◆ WHAT THIS TASK INVOLVES
In the data below, which lines contain "likes"? List them by copying each one.

◆ RECORDS SUPPLIED

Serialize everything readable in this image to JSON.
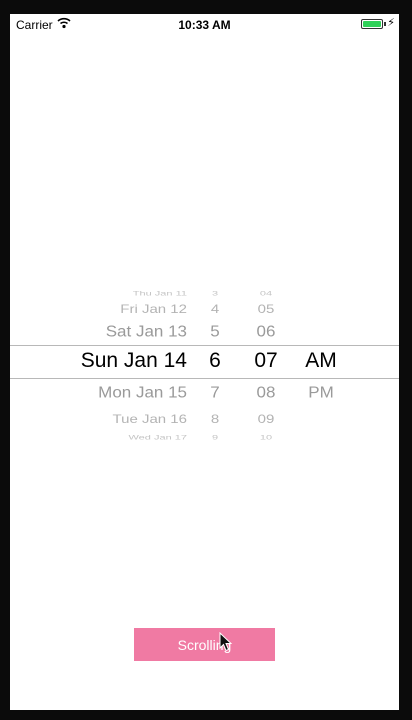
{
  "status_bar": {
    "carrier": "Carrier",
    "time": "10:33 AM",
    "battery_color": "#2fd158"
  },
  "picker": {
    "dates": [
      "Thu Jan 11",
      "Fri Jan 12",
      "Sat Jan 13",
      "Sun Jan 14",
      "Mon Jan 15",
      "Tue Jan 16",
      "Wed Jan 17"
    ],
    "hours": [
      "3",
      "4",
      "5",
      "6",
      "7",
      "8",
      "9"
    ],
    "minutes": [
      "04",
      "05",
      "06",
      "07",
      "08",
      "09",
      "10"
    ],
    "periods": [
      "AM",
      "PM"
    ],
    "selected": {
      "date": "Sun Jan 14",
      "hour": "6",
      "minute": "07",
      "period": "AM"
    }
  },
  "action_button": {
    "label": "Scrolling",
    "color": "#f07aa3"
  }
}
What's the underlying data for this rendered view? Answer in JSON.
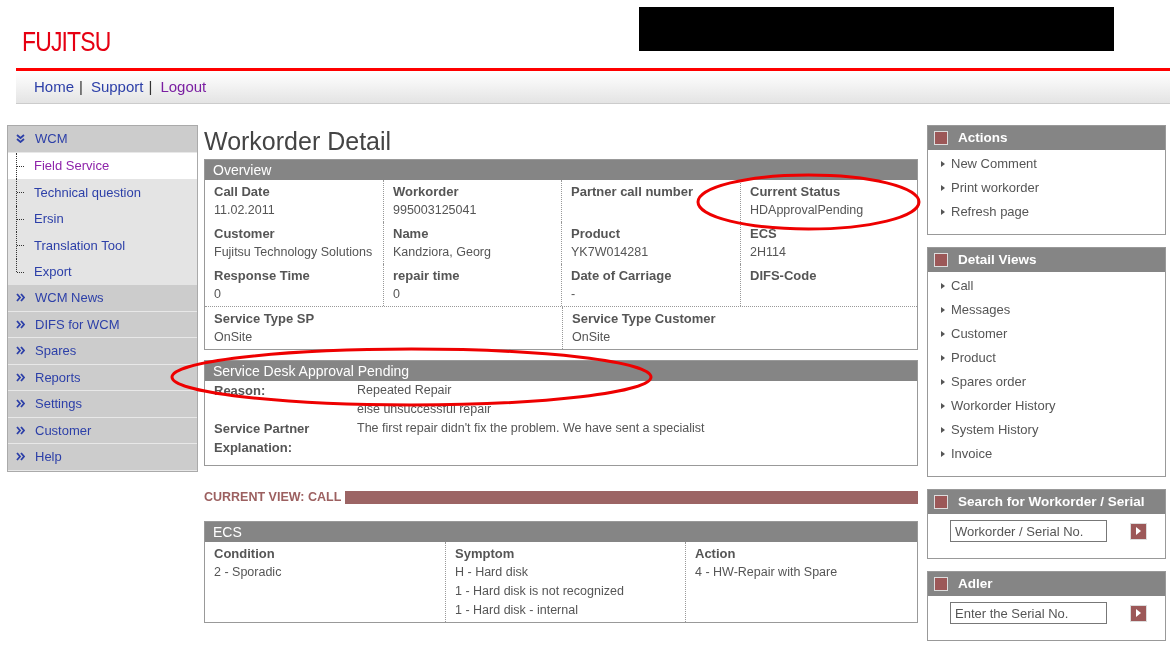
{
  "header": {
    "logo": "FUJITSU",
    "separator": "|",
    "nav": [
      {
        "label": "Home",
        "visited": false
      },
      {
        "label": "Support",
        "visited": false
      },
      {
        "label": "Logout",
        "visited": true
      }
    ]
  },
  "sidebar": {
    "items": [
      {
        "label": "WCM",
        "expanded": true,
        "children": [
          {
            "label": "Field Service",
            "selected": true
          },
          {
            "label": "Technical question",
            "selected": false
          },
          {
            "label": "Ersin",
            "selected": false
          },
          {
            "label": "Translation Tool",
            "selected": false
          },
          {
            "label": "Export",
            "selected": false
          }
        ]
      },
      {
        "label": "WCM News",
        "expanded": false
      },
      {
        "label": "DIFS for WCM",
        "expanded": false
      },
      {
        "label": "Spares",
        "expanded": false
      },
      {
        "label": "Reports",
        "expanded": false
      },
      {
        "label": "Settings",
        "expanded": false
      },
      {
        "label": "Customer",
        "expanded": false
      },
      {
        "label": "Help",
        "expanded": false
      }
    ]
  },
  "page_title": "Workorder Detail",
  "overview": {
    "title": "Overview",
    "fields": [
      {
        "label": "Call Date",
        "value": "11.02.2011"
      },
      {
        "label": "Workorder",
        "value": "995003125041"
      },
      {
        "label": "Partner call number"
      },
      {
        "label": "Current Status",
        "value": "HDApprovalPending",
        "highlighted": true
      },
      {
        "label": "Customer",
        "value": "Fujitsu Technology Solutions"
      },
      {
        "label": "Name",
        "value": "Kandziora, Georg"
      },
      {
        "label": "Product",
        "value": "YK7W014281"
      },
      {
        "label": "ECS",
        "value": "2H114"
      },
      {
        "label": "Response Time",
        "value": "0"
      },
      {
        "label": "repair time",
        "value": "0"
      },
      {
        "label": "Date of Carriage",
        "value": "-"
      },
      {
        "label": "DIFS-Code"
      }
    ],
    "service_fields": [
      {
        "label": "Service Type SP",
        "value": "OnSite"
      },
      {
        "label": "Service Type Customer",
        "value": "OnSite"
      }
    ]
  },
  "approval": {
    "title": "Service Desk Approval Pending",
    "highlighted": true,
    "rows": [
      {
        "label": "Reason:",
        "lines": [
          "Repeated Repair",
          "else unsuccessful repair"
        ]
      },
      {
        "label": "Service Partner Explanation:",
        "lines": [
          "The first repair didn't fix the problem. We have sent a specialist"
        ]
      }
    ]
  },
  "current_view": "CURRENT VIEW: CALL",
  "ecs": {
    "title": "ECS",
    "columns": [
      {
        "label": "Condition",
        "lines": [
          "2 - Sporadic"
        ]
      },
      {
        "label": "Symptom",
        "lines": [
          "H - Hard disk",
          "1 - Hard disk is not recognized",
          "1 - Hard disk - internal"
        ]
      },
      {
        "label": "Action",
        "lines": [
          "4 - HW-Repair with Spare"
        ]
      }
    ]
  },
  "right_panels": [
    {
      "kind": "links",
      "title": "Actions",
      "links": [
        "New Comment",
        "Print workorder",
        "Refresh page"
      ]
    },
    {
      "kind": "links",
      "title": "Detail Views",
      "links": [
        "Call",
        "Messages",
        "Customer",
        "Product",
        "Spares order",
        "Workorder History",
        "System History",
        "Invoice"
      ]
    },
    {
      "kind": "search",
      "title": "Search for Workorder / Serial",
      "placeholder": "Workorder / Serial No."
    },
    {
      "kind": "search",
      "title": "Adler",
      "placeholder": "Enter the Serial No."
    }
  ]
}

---

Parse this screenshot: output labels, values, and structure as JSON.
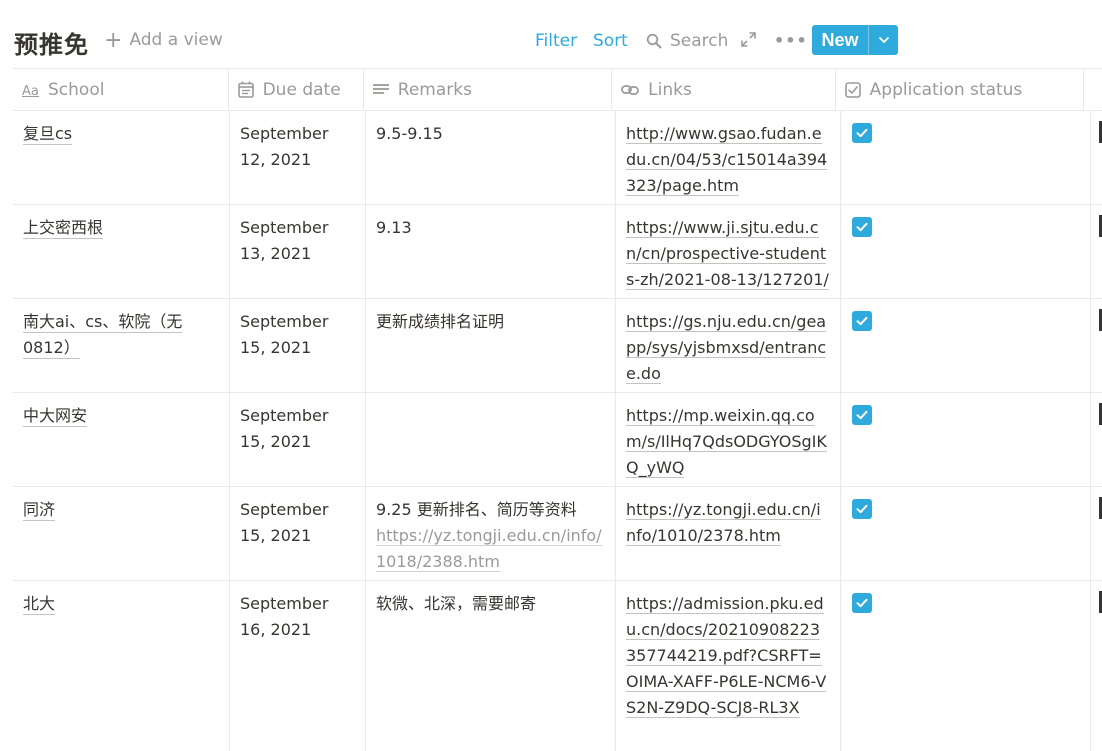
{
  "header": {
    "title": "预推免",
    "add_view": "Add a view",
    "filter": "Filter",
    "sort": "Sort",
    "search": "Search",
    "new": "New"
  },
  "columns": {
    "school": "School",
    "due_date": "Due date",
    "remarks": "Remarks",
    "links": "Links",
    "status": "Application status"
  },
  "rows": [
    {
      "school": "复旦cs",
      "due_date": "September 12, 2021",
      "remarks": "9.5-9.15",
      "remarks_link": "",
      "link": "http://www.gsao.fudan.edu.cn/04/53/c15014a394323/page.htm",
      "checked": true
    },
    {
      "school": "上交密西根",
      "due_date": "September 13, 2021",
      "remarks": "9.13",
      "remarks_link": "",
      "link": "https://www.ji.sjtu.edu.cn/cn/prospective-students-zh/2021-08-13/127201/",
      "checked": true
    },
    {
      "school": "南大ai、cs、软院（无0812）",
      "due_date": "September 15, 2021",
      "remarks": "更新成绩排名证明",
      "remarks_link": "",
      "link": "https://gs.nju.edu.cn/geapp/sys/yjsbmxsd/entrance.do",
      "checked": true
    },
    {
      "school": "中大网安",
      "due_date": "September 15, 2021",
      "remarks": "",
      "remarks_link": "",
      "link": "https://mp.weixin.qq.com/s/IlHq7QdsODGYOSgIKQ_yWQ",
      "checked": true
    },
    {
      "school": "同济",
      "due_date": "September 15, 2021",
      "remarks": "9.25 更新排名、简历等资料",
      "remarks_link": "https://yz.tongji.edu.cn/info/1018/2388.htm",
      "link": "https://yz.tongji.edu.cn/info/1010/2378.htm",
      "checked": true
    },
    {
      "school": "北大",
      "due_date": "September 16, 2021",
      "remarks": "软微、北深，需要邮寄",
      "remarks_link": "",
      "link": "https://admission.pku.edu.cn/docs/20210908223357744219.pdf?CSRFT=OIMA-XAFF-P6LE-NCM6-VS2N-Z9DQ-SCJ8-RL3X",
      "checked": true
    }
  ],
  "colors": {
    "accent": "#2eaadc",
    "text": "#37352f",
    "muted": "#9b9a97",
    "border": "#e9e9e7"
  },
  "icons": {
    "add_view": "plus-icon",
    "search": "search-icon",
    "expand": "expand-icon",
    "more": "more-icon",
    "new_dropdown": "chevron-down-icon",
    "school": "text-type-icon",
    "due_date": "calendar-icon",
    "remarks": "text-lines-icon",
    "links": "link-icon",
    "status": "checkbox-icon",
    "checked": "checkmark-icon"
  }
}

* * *

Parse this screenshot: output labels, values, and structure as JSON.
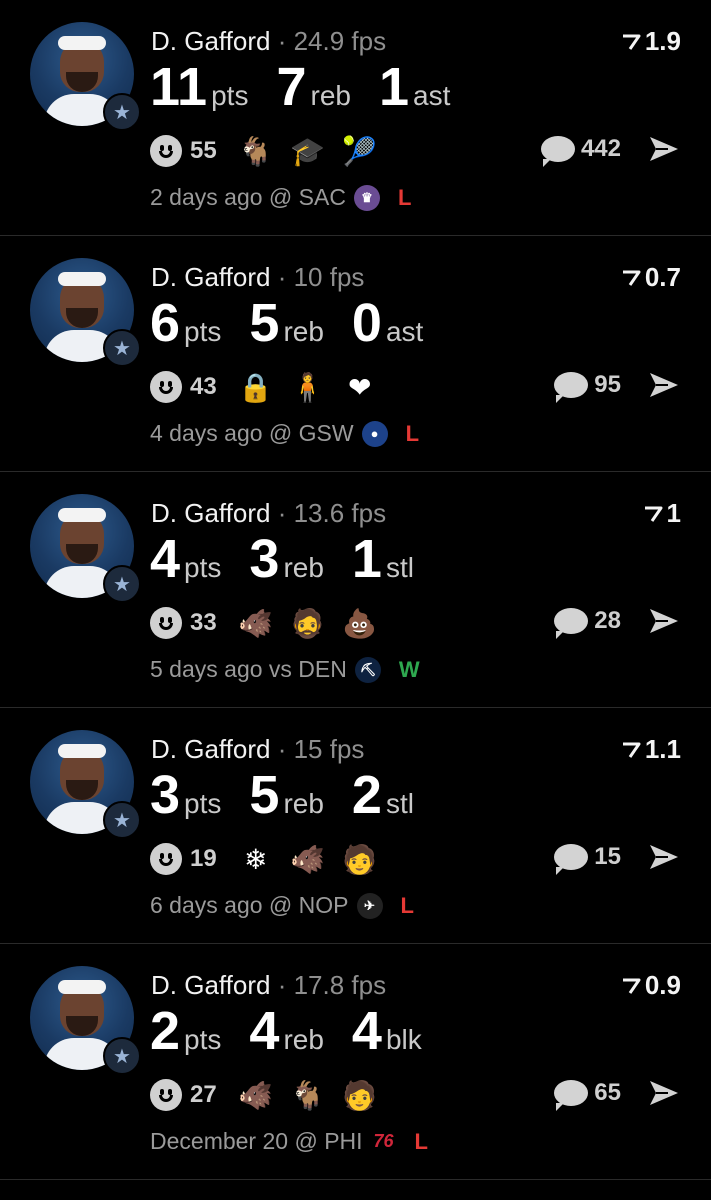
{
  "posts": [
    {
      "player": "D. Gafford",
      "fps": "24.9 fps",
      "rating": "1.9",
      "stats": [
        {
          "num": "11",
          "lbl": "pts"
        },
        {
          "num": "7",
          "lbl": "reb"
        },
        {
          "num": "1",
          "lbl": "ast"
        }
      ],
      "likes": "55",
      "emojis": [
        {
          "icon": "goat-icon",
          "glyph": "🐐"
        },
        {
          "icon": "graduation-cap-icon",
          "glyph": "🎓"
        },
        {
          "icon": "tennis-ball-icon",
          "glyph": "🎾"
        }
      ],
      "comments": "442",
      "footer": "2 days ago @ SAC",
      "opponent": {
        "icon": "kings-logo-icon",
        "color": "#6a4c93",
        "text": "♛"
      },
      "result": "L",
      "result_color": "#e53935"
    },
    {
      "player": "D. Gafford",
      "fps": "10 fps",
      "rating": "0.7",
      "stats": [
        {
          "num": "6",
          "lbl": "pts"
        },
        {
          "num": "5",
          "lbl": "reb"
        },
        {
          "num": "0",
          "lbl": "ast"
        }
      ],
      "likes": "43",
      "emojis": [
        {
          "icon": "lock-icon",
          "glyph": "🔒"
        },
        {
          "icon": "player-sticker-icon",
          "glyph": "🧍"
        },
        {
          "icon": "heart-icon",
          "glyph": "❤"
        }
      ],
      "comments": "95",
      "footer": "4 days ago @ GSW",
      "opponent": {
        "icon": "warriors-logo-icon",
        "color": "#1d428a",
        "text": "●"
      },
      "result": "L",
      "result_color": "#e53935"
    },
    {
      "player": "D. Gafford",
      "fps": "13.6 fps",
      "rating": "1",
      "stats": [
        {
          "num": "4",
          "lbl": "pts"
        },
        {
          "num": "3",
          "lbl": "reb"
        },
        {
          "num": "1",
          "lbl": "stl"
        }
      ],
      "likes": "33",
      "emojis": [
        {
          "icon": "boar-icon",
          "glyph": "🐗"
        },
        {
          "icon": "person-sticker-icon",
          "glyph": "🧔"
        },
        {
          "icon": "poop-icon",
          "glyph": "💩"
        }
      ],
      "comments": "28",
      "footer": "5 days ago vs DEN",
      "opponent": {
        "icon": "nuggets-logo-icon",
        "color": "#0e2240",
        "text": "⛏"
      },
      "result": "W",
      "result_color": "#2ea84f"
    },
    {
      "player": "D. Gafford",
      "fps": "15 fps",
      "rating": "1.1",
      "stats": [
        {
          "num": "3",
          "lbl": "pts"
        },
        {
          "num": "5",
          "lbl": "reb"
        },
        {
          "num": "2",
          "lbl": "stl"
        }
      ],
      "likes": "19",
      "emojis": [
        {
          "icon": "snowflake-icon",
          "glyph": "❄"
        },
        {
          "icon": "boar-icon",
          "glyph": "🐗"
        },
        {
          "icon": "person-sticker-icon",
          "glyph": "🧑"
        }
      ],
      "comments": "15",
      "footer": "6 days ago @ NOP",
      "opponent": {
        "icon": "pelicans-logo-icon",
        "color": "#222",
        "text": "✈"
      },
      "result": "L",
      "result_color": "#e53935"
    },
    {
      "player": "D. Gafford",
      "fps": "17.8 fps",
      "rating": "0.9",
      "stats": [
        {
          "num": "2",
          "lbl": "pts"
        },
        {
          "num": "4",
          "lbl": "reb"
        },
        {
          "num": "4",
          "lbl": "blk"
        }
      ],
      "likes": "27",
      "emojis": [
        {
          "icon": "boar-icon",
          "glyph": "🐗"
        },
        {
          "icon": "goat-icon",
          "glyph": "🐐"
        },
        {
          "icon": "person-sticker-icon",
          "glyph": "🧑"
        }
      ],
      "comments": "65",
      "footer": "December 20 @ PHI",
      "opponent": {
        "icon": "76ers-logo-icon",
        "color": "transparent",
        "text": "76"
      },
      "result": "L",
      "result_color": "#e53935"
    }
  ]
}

◆ OUTPUT FOR THIS EXERCISE
      "likes": "55",
      "likes": "43",
      "likes": "33",
      "likes": "19",
      "likes": "27",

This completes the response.